One of the many benefits of taking part in the Hospice program is mobility. Patients in most nursing homes, in some assisted living centers and hospitals, are under lock and key. In many cases, this policy is to protect patients from the dangers of being in the general population.
Hospice patients are encouraged to take part in life. It almost goes without saying that patients have to be ambulatory and well enough to be out and about. When I first came to Hospice I was amazed to learn that we actually had snowbirds in the program. Hospice patients would avoid our tough winters by traveling to warmer climates…we just transfer them to a sister Hospice. Patients happily return to Syracuse when Spring finally arrives.
So many people believe Hospice care is all about dying.

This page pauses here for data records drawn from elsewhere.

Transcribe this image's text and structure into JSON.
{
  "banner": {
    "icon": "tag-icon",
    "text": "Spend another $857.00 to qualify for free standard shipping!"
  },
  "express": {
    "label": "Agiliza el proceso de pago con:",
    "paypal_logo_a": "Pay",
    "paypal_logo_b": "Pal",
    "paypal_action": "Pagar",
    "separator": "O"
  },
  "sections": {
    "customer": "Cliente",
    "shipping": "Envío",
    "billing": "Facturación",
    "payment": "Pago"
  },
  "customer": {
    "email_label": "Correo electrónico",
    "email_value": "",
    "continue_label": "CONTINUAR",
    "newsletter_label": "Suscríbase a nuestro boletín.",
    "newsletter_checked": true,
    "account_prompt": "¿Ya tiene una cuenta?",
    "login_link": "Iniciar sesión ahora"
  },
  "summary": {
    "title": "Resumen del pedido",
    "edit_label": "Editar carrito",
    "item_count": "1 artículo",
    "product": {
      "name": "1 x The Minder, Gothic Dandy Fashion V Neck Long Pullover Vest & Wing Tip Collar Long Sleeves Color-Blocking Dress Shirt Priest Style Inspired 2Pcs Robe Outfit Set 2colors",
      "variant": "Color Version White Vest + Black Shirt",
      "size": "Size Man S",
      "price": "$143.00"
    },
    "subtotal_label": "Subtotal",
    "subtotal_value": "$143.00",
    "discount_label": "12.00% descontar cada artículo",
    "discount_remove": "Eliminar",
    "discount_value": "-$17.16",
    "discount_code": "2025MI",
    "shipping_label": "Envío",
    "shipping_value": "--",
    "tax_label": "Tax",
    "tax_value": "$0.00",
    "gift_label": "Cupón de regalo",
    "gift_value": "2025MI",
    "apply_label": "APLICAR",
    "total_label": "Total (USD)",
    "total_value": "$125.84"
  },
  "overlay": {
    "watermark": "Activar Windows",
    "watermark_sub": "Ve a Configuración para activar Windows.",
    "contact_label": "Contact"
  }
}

Death is only one day in the Hospice program. Our mission is to make this time the best it can be. Our doctors and nurses are experts when it comes to pain and symptom management. Our social workers and bereavement counselors can help patients cope with their final journey.
We recently had a patient who had one unchecked item on his bucket list. The gentleman was a country & western music fan and he always wanted to take in a show at the Grand Ole Opry. Now that he was in Hospice he thought he would never get to Nashville. His Hospice nurse consulted with his healthcare team and it was decided that a weekend trip to Tennessee would be possible. In his wheelchair and with a portable oxygen tank, he and his family had a wonderful night at the Opry.

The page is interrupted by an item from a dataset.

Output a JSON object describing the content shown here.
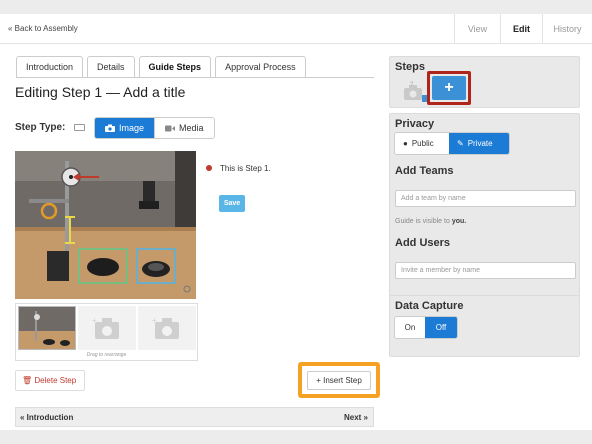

Trips to Florida and the Grand Ole Opry are well…pretty grand. For most of our patients, Hospice care offers them the opportunity for some quality time with the people and things they love best and that’s what really matters to them and to us.